The film is set in a military bootcamp-style facility for teens 13-18 that also provides psychotherapy for the child as well as the family. What really surprised me, however, is that there are currently about 400 of them in China!! Apparently, economic success and opening up their culture has brought about some problems–and kids who drop out of school and spend practically all their time in internet cafes is on the rise. Each resident stays about 90 days and the film crew are allowed access to both the residents and staff–and even some of the family psychotherapy sessions.
As I said already, at first I thought this all was overblown. After all, it’s normal for teens to love the internet and putting them into an in-patient program sounds ridiculous–and I felt very uncomfortable when I saw them medicating these patients. However, my mind slowly changed as I watched Web Junkie. These kids almost all saw that they had no problem…even though some of them admitted to doing some pretty insane things in order to play online games.
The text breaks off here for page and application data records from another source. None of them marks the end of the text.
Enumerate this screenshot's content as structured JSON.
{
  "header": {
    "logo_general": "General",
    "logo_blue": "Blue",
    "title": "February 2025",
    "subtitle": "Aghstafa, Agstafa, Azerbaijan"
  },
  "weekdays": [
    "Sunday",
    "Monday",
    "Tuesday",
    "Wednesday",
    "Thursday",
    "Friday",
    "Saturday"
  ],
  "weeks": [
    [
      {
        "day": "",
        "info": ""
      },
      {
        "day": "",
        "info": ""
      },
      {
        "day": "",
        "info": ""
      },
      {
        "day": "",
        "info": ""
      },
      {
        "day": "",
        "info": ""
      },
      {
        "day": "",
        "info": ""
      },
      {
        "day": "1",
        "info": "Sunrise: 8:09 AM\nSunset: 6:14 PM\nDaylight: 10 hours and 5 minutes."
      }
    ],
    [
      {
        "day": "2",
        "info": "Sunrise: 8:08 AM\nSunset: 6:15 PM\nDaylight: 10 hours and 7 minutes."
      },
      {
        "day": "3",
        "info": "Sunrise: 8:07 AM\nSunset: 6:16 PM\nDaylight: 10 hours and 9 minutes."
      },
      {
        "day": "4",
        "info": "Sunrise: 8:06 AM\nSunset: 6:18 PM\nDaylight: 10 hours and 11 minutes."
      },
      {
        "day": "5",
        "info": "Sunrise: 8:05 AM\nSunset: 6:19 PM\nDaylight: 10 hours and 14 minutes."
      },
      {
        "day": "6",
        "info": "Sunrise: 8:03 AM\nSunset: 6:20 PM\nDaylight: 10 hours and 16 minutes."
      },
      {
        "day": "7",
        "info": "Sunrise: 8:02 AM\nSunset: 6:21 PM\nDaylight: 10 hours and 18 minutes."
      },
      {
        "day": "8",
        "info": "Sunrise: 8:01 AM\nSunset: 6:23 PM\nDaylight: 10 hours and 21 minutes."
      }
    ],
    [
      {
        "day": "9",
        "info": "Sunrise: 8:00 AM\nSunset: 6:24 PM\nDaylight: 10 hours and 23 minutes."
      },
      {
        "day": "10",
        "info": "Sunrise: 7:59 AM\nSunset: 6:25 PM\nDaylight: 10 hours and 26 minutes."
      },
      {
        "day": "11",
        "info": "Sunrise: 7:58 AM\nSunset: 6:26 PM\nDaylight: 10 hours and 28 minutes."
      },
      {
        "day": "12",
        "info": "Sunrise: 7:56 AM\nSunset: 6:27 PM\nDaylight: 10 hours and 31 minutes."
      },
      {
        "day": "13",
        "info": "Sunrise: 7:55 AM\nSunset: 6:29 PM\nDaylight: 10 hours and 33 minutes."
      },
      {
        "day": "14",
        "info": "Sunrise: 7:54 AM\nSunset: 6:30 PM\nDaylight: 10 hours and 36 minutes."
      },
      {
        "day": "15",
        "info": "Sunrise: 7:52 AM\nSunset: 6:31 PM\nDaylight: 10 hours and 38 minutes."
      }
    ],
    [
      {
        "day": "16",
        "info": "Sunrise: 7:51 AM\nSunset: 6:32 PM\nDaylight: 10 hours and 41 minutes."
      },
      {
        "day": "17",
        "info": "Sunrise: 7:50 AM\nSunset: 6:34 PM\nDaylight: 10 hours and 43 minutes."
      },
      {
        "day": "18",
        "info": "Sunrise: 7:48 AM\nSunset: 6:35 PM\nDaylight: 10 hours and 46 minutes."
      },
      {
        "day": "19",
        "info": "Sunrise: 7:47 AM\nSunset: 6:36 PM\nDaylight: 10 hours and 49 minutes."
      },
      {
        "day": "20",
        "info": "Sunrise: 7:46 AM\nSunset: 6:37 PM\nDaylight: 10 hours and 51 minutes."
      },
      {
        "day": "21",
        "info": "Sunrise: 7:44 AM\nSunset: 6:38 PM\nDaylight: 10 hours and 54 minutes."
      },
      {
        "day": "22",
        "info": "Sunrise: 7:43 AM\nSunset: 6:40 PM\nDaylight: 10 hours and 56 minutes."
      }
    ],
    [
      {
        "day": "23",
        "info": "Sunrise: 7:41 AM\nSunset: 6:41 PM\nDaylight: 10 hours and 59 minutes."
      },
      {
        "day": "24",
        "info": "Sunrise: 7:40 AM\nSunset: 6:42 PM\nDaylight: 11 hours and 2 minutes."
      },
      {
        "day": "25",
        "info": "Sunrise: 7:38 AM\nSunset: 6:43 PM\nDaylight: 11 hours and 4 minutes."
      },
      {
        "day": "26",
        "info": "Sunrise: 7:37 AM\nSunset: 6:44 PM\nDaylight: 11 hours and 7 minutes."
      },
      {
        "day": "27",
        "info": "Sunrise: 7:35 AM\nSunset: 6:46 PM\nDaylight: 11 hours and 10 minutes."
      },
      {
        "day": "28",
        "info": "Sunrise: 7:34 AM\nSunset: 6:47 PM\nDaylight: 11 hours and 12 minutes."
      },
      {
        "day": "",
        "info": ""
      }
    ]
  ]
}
Many said they catnapped here and there but would not leave the terminal for hours or even days at a time and one even talked about using adult diapers so that he didn’t need to leave Warcraft! Plus, with all the families you see in the film, the kids’ relationships with their parents are practically nonexistent…which was also true with how they interact with everyone else around them. Many of them were incredibly loud, angry and violent when they found themselves in the program–much like you’d expect from someone coming off drugs! But to me the ultimate example of the problem was when a group of the kids escaped. They were easily caught, however, as they were all down the road in the nearest internet cafe!
Although the film is occasionally slow and might have been a bit better had it been trimmed here and there, the bottom line is that it is compelling and hard to stop watching. Because of this, and because the film simply allows the participants to talk without invasive narration, it’s well worth your time.